EXERCISE » Scan the entries for lines with the word "optional", then copy those lines.

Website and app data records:

((

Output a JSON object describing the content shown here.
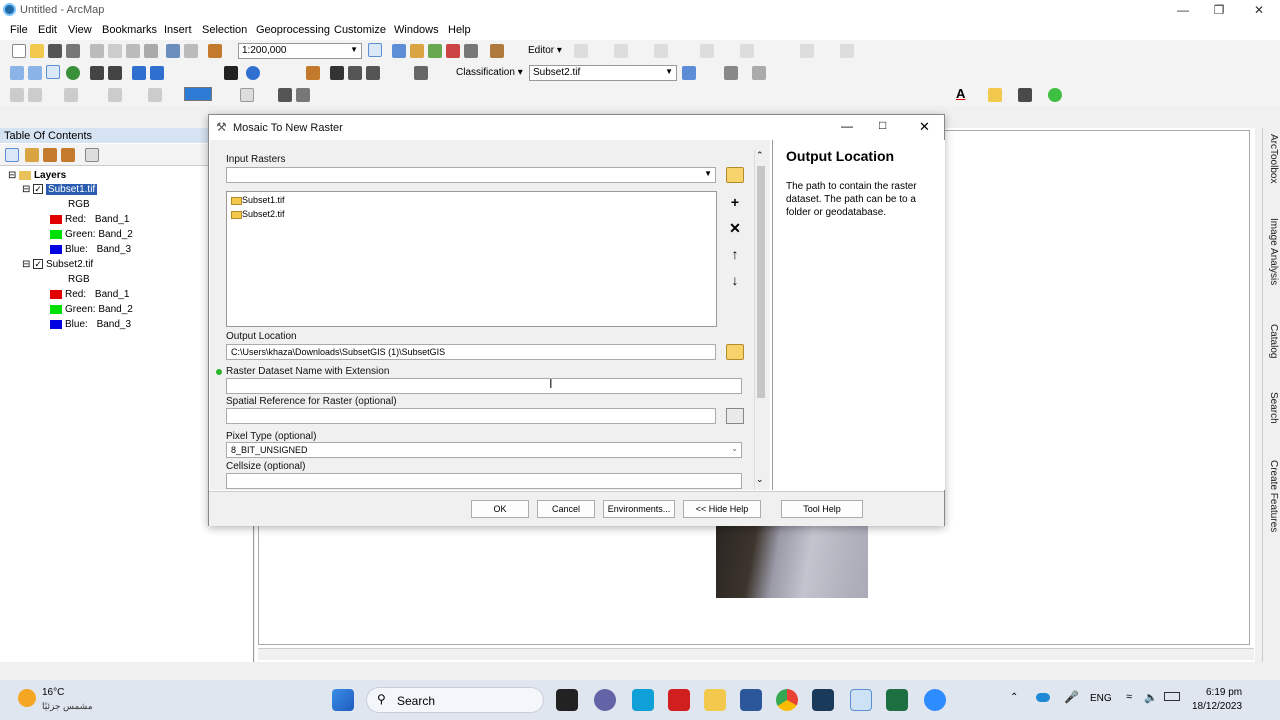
{
  "window": {
    "title": "Untitled - ArcMap"
  },
  "menu": [
    "File",
    "Edit",
    "View",
    "Bookmarks",
    "Insert",
    "Selection",
    "Geoprocessing",
    "Customize",
    "Windows",
    "Help"
  ],
  "toolbar": {
    "scale_value": "1:200,000",
    "editor_label": "Editor",
    "classification_label": "Classification",
    "layer_select_value": "Subset2.tif"
  },
  "toc": {
    "title": "Table Of Contents",
    "root": "Layers",
    "layers": [
      {
        "name": "Subset1.tif",
        "checked": "✓",
        "renderer": "RGB",
        "bands": [
          {
            "channel": "Red:",
            "band": "Band_1",
            "color": "#e00000"
          },
          {
            "channel": "Green:",
            "band": "Band_2",
            "color": "#00e000"
          },
          {
            "channel": "Blue:",
            "band": "Band_3",
            "color": "#0000e0"
          }
        ]
      },
      {
        "name": "Subset2.tif",
        "checked": "✓",
        "renderer": "RGB",
        "bands": [
          {
            "channel": "Red:",
            "band": "Band_1",
            "color": "#e00000"
          },
          {
            "channel": "Green:",
            "band": "Band_2",
            "color": "#00e000"
          },
          {
            "channel": "Blue:",
            "band": "Band_3",
            "color": "#0000e0"
          }
        ]
      }
    ]
  },
  "dialog": {
    "title": "Mosaic To New Raster",
    "input_rasters_label": "Input Rasters",
    "input_rasters_value": "",
    "rasters": [
      "Subset1.tif",
      "Subset2.tif"
    ],
    "output_location_label": "Output Location",
    "output_location_value": "C:\\Users\\khaza\\Downloads\\SubsetGIS (1)\\SubsetGIS",
    "dataset_name_label": "Raster Dataset Name with Extension",
    "dataset_name_value": "",
    "spatial_ref_label": "Spatial Reference for Raster (optional)",
    "spatial_ref_value": "",
    "pixel_type_label": "Pixel Type (optional)",
    "pixel_type_value": "8_BIT_UNSIGNED",
    "cellsize_label": "Cellsize (optional)",
    "cellsize_value": "",
    "help_title": "Output Location",
    "help_text": "The path to contain the raster dataset. The path can be to a folder or geodatabase.",
    "buttons": {
      "ok": "OK",
      "cancel": "Cancel",
      "environments": "Environments...",
      "hide_help": "<< Hide Help",
      "tool_help": "Tool Help"
    }
  },
  "right_dock": [
    "ArcToolbox",
    "Image Analysis",
    "Catalog",
    "Search",
    "Create Features"
  ],
  "taskbar": {
    "weather_temp": "16°C",
    "weather_desc": "مشمس جزئيًا",
    "search_label": "Search",
    "language": "ENG",
    "time": "6:19 pm",
    "date": "18/12/2023"
  }
}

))

SOLUTION »
    "spatial_ref_label": "Spatial Reference for Raster (optional)",
    "pixel_type_label": "Pixel Type (optional)",
    "cellsize_label": "Cellsize (optional)",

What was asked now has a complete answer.